Task details:
For each line of the data below that includes the string "saved", count one, and answer with the sum only.

*** Opening Supplied entries ***

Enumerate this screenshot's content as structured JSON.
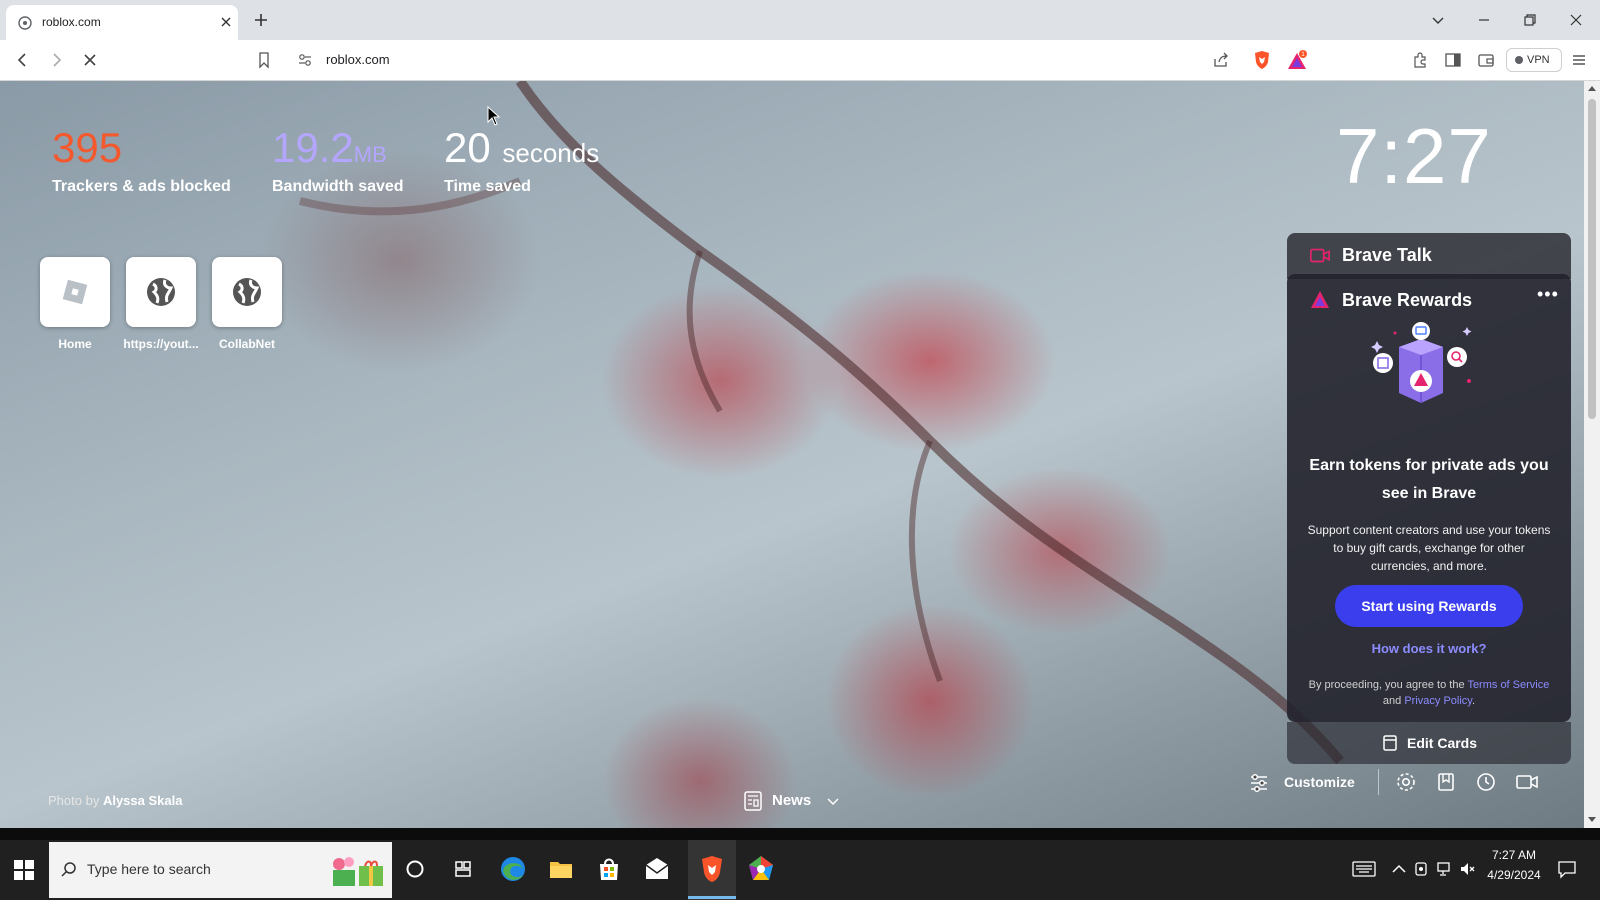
{
  "browser": {
    "tab": {
      "title": "roblox.com",
      "favicon": "site-settings-icon"
    },
    "address_bar": {
      "url": "roblox.com"
    },
    "vpn_label": "VPN",
    "rewards_badge_count": "1"
  },
  "stats": {
    "trackers": {
      "value": "395",
      "label": "Trackers & ads blocked",
      "color": "#f4582d"
    },
    "bandwidth": {
      "value": "19.2",
      "unit": "MB",
      "label": "Bandwidth saved",
      "color": "#b4a6ff"
    },
    "time": {
      "value": "20",
      "unit": "seconds",
      "label": "Time saved",
      "color": "#ffffff"
    }
  },
  "clock": "7:27",
  "top_sites": [
    {
      "label": "Home",
      "icon": "roblox-icon"
    },
    {
      "label": "https://yout...",
      "icon": "globe-icon"
    },
    {
      "label": "CollabNet",
      "icon": "globe-icon"
    }
  ],
  "photo_credit": {
    "prefix": "Photo by",
    "author": "Alyssa Skala"
  },
  "news": {
    "label": "News"
  },
  "customize": {
    "label": "Customize"
  },
  "cards": {
    "talk": {
      "title": "Brave Talk"
    },
    "rewards": {
      "title": "Brave Rewards",
      "more": "•••",
      "headline": "Earn tokens for private ads you see in Brave",
      "body": "Support content creators and use your tokens to buy gift cards, exchange for other currencies, and more.",
      "cta": "Start using Rewards",
      "link": "How does it work?",
      "legal_prefix": "By proceeding, you agree to the",
      "legal_terms": "Terms of Service",
      "legal_and": "and",
      "legal_privacy": "Privacy Policy",
      "legal_end": "."
    },
    "edit": {
      "label": "Edit Cards"
    }
  },
  "taskbar": {
    "search_placeholder": "Type here to search",
    "time": "7:27 AM",
    "date": "4/29/2024"
  },
  "colors": {
    "brave_orange": "#fb542b",
    "rewards_button": "#3b3eed",
    "link": "#8c8cff"
  }
}
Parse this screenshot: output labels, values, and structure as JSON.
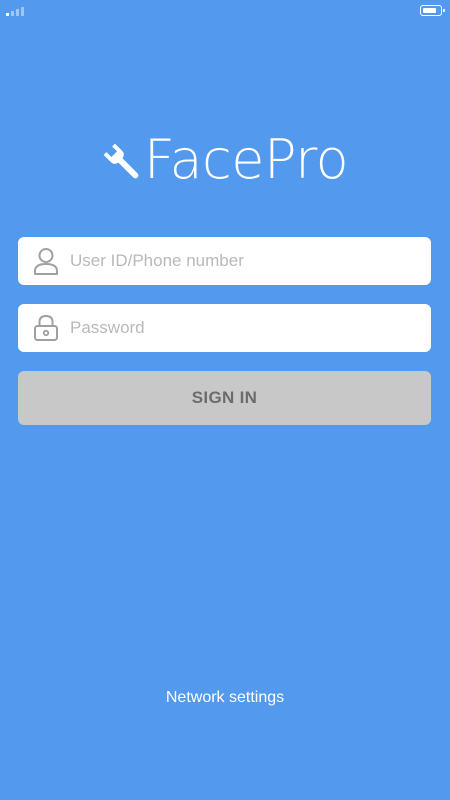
{
  "status_bar": {
    "signal_icon": "signal-strength-icon",
    "battery_icon": "battery-icon"
  },
  "brand": {
    "name": "FacePro",
    "icon": "wrench-icon",
    "color": "#ffffff"
  },
  "login": {
    "user_field": {
      "icon": "user-icon",
      "placeholder": "User ID/Phone number",
      "value": ""
    },
    "password_field": {
      "icon": "lock-icon",
      "placeholder": "Password",
      "value": ""
    },
    "sign_in_label": "SIGN IN"
  },
  "footer": {
    "network_settings_label": "Network settings"
  },
  "colors": {
    "background": "#5399ee",
    "button_disabled": "#c8c8c8",
    "button_text": "#6c6c6c",
    "placeholder": "#b9b9b9"
  }
}
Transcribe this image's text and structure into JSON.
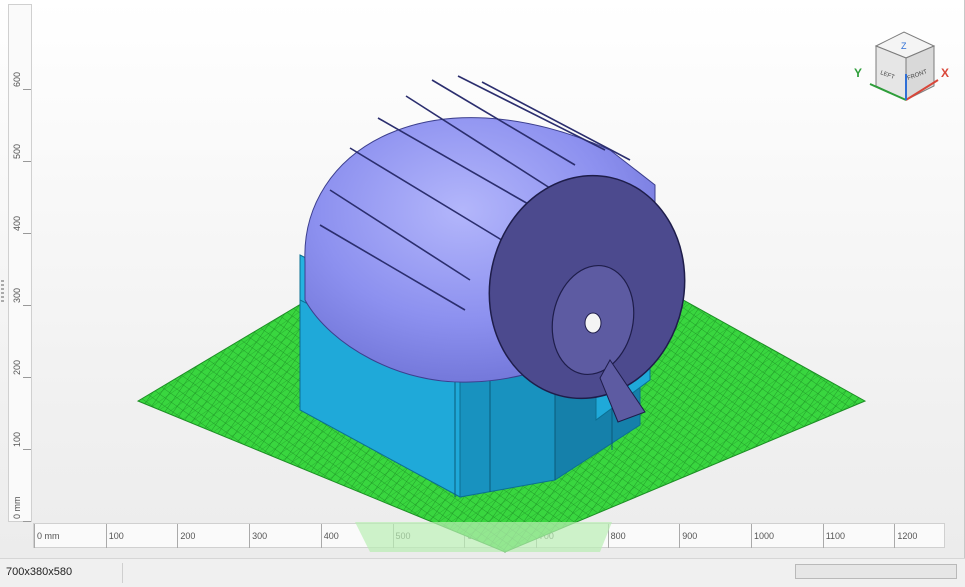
{
  "viewport": {
    "vertical_ruler": {
      "labels": [
        "0 mm",
        "100",
        "200",
        "300",
        "400",
        "500",
        "600"
      ]
    },
    "horizontal_ruler": {
      "labels": [
        "0 mm",
        "100",
        "200",
        "300",
        "400",
        "500",
        "600",
        "700",
        "800",
        "900",
        "1000",
        "1100",
        "1200"
      ]
    },
    "viewcube": {
      "faces": {
        "top": "Z",
        "left": "LEFT",
        "front": "FRONT"
      },
      "axis_y": "Y",
      "axis_x": "X"
    },
    "colors": {
      "build_plate": "#2fc635",
      "model_body": "#9a9ef4",
      "supports": "#1aa6d4",
      "axis_x": "#d9473a",
      "axis_y": "#2e9e3a",
      "axis_z": "#2f6fd6"
    }
  },
  "statusbar": {
    "dimensions": "700x380x580",
    "progress": 0
  }
}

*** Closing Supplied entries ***

Reply to the task:
2